The Kremlin stayed conspicuously silent after the crash. The following morning, President Putin even addressed the Brics summit in South Africa via video-link – but made no mention of the crash that much of the world was talking about.
On Thursday evening, however, that changed.
“I would like to above all express words of the most sincere condolences to the families of all those who have died,” he said in a televised meeting at his Kremlin residence.
Initial data, he continued, suggested that “Wagner employees” were on board.
“These are people who have made a significant contribution to our common cause of fighting the neo-Nazi regime in Ukraine,” Mr Putin said, repeating the Kremlin’s false narrative that Ukraine is aligned with Nazism.
He used this accusation to justify his full-scale invasion of Ukraine in February 2022.
Turning to Prigozhin himself, Putin said he had known him since the early 90s, and described him as a “man with a complicated life”.
The Russian leader also had praise for Prigozhin and his fighters, in particular for their actions in Ukraine.
“He made serious mistakes in life.
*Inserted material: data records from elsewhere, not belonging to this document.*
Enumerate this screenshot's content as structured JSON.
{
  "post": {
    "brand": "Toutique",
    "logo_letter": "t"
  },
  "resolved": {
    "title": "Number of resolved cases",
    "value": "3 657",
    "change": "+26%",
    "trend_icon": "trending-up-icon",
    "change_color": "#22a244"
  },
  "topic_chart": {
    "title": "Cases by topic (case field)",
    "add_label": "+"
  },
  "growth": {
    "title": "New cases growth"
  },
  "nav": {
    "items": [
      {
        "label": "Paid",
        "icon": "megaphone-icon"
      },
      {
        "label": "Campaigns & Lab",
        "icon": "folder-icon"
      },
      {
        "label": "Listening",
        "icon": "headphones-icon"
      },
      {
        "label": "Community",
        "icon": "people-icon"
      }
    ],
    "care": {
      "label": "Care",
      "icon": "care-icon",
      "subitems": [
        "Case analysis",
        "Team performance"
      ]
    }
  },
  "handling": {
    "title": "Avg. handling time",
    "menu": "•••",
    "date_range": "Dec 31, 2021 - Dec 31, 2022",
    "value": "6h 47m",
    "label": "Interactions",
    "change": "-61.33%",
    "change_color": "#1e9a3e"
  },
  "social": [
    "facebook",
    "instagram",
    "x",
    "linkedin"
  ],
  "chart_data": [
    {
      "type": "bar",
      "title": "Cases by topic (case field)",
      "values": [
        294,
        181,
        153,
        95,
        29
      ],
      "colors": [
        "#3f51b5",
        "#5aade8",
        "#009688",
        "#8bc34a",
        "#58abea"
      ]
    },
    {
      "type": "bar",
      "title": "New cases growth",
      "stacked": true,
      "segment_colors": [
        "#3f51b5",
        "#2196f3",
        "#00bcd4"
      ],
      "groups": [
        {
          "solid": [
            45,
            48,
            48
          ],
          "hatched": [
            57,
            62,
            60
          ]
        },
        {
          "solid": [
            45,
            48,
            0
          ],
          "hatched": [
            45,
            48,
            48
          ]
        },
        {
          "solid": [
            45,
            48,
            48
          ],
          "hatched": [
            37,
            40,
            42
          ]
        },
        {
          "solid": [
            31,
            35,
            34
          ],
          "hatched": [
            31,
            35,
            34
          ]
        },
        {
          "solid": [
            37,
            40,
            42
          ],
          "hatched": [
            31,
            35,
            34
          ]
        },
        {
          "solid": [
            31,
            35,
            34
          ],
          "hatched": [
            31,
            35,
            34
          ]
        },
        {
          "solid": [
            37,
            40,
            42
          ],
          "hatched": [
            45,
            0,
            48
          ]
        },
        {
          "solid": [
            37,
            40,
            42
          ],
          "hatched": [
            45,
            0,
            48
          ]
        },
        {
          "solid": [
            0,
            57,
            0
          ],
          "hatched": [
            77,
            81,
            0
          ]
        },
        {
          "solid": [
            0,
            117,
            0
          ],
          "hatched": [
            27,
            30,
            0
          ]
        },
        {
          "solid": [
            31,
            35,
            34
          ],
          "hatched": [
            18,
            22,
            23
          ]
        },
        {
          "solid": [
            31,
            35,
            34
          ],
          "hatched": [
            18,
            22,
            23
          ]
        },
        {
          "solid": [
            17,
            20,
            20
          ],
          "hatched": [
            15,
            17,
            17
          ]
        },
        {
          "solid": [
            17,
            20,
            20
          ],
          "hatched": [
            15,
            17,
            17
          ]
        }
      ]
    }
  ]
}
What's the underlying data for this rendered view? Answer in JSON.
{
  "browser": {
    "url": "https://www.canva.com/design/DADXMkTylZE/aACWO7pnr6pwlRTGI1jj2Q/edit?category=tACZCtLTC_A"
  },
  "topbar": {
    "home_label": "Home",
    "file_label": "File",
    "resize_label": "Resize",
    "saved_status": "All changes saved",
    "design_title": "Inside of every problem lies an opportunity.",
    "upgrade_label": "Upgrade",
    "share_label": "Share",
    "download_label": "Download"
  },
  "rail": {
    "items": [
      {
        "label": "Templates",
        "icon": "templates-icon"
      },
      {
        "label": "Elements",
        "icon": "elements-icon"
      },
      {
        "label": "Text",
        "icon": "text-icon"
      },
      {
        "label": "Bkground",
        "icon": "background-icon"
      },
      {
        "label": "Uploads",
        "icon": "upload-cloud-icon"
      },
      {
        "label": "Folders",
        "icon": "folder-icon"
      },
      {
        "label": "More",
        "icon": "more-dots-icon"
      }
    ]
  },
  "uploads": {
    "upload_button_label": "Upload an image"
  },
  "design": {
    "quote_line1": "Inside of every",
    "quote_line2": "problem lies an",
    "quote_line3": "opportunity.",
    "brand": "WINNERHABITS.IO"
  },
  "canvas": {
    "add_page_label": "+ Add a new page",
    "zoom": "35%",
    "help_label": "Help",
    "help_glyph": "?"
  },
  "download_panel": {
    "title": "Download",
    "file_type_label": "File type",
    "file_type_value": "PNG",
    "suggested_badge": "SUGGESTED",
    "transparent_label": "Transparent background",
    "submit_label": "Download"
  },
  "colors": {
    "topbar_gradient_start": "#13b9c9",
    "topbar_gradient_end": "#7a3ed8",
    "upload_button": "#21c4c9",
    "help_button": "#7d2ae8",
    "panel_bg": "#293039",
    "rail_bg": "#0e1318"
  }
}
But he achieved results both for himself, and for the common good when I asked for it — like in the last few months.”
Despite speaking about Prigozhin in the past tense and offering his sympathy to the families of the victims, Mr Putin did not confirm the Wagner chief’s death.
When Prigozhin and his armed men — including many convicts — launched their insurrection two months ago, Putin described their actions as “treachery” and a “stab in the back of Russia”.
He vowed to punish the perpetrators, who called off their march on Moscow only about 200km (125 miles) from the capital.
However a deal was later reached that saw Wagner fighters given a choice — either join the Russian army or move to neighboring Belarus, and you will face no punishment.
The rollback surprised both ordinary Russians and experts, who were puzzled that the Wagner boss was apparently being allowed to travel freely across Russia and, it seemed, internationally.
The Russian defense ministry has not commented.
Russian forensic experts are now reported to have started the victims’ identification, but Putin said DNA tests would take time.
According to Russia’s civil aviation authority, Wagner co-founder Dmitry Utkin and the man who looked after Wagner’s finances, Valeriy Chekalov were also on the plane.
All seven passengers and three crew members on board the plane are believed to have died. — BBC